--- Goal of the exercise ---
Report each line from the records where the string "this" turns up.

Dataset extract: Begin

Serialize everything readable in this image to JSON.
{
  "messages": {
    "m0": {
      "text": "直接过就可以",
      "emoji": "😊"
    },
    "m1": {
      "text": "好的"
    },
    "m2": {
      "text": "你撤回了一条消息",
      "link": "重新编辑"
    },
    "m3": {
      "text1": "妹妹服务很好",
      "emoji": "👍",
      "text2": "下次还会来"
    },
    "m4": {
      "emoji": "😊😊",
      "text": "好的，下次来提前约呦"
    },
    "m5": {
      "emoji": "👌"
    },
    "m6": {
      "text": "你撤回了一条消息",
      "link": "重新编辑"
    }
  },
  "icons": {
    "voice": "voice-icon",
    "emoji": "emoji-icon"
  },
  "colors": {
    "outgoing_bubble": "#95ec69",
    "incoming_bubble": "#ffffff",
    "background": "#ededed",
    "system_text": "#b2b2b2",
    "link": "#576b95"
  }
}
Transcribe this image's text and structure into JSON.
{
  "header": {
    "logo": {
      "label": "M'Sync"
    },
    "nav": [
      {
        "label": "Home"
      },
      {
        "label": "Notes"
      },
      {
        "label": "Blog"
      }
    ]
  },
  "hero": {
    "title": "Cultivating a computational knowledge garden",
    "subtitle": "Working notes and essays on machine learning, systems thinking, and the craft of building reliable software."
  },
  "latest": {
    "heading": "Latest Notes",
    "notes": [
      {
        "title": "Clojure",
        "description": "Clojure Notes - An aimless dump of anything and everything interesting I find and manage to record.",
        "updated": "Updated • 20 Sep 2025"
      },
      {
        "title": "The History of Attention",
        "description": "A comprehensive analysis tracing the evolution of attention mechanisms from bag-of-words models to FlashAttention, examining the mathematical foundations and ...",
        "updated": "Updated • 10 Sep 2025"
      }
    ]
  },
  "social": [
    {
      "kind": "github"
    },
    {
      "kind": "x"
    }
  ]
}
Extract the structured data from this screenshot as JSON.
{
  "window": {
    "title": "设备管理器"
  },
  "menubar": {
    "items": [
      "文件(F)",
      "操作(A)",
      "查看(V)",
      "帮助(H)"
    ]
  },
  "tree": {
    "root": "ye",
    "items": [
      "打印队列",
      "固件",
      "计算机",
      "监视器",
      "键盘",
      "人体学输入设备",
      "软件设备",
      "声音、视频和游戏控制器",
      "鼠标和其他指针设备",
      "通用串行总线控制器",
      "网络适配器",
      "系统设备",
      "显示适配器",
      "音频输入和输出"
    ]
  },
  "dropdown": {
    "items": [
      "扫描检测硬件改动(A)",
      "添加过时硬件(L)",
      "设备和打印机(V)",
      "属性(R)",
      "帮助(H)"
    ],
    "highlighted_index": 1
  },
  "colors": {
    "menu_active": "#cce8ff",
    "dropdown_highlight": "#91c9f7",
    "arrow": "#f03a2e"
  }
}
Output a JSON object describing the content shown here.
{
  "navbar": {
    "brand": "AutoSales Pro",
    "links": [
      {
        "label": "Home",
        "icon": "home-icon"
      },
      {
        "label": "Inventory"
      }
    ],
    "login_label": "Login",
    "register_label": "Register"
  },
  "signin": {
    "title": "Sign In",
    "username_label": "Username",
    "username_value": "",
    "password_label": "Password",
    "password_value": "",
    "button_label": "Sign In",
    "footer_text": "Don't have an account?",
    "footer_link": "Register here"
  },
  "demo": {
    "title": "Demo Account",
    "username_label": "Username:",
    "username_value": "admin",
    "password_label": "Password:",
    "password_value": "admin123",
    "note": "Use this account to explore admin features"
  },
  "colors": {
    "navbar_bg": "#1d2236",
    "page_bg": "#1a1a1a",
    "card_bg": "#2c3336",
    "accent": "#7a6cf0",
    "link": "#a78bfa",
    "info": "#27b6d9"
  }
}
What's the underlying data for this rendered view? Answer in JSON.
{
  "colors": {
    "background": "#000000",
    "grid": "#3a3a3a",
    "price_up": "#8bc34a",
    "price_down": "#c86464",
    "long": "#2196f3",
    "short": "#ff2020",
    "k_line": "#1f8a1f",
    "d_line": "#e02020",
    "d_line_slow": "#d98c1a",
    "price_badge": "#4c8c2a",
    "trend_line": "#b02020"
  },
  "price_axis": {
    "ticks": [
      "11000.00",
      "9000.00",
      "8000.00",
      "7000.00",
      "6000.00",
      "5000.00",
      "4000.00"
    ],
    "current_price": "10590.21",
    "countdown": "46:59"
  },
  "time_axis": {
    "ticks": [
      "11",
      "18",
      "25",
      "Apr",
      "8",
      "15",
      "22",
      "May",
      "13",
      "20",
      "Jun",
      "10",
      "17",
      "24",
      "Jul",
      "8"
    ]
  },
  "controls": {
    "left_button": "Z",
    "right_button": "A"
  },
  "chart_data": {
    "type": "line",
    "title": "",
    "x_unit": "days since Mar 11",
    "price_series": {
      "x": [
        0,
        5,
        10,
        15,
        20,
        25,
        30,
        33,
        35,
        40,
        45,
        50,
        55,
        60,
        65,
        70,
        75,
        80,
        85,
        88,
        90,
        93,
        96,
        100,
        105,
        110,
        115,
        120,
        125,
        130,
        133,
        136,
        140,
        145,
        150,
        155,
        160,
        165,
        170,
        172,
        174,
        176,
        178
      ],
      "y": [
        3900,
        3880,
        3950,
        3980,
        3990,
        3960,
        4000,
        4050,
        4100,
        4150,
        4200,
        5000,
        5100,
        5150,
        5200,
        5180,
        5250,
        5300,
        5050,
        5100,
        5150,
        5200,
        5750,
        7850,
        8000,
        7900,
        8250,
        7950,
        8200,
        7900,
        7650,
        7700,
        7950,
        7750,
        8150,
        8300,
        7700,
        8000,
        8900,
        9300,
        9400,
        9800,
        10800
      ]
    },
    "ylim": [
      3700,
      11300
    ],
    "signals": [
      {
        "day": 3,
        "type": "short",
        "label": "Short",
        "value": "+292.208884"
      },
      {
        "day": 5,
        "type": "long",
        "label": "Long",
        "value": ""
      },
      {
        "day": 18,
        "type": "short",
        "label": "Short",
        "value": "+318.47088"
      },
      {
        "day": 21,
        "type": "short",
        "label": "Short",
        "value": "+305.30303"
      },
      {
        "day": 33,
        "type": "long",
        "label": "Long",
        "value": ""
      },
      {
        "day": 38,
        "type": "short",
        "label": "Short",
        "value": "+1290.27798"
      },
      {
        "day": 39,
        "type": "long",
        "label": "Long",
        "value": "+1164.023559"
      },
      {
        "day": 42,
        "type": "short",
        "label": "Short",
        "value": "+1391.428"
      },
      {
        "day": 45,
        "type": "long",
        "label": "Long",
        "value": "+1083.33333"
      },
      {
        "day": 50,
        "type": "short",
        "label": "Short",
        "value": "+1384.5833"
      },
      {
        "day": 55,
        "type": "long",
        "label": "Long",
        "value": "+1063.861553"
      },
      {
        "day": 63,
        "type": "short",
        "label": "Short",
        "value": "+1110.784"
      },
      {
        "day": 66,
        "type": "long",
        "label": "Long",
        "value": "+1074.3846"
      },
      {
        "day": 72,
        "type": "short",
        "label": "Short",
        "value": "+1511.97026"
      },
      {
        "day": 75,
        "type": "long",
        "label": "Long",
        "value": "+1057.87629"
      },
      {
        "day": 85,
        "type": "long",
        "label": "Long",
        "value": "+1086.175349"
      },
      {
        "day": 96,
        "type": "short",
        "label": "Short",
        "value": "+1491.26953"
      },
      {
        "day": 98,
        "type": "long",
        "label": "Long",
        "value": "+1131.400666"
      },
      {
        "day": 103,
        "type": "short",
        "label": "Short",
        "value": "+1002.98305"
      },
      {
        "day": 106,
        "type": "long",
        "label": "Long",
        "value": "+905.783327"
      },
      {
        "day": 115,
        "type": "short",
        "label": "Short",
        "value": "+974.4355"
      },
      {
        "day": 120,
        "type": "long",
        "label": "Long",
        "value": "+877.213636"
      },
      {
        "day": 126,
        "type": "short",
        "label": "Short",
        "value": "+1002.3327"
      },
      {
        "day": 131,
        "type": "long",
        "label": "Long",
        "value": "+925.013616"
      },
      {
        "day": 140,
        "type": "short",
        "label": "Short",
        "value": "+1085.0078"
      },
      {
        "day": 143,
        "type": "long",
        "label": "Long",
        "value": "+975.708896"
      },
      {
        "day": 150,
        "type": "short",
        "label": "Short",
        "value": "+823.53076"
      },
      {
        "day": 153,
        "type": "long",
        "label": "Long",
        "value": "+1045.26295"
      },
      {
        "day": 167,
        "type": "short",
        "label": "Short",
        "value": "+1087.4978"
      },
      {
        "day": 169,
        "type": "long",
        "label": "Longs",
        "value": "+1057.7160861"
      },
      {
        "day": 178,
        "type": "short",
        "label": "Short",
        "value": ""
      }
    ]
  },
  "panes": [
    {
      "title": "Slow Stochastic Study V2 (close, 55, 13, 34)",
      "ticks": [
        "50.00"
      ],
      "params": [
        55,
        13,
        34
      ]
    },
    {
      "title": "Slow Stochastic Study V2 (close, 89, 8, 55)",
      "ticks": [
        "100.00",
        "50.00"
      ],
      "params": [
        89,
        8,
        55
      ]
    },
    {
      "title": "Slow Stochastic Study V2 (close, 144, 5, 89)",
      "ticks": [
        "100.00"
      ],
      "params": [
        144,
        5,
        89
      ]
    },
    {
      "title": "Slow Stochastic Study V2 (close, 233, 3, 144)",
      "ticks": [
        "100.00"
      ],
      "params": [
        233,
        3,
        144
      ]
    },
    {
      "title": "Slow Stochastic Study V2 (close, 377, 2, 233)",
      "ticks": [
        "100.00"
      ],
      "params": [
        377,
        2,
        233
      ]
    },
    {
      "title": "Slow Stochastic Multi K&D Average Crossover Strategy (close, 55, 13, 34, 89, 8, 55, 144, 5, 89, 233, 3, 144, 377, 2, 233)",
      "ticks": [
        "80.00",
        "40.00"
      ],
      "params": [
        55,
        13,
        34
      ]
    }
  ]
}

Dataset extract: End

--- Final answer ---
Serialize everything readable in this image to JSON.
Transcribe this image's text and structure into JSON.
Extract the structured data from this screenshot as JSON.
    "note": "Use this account to explore admin features"
What's the underlying data for this rendered view? Answer in JSON.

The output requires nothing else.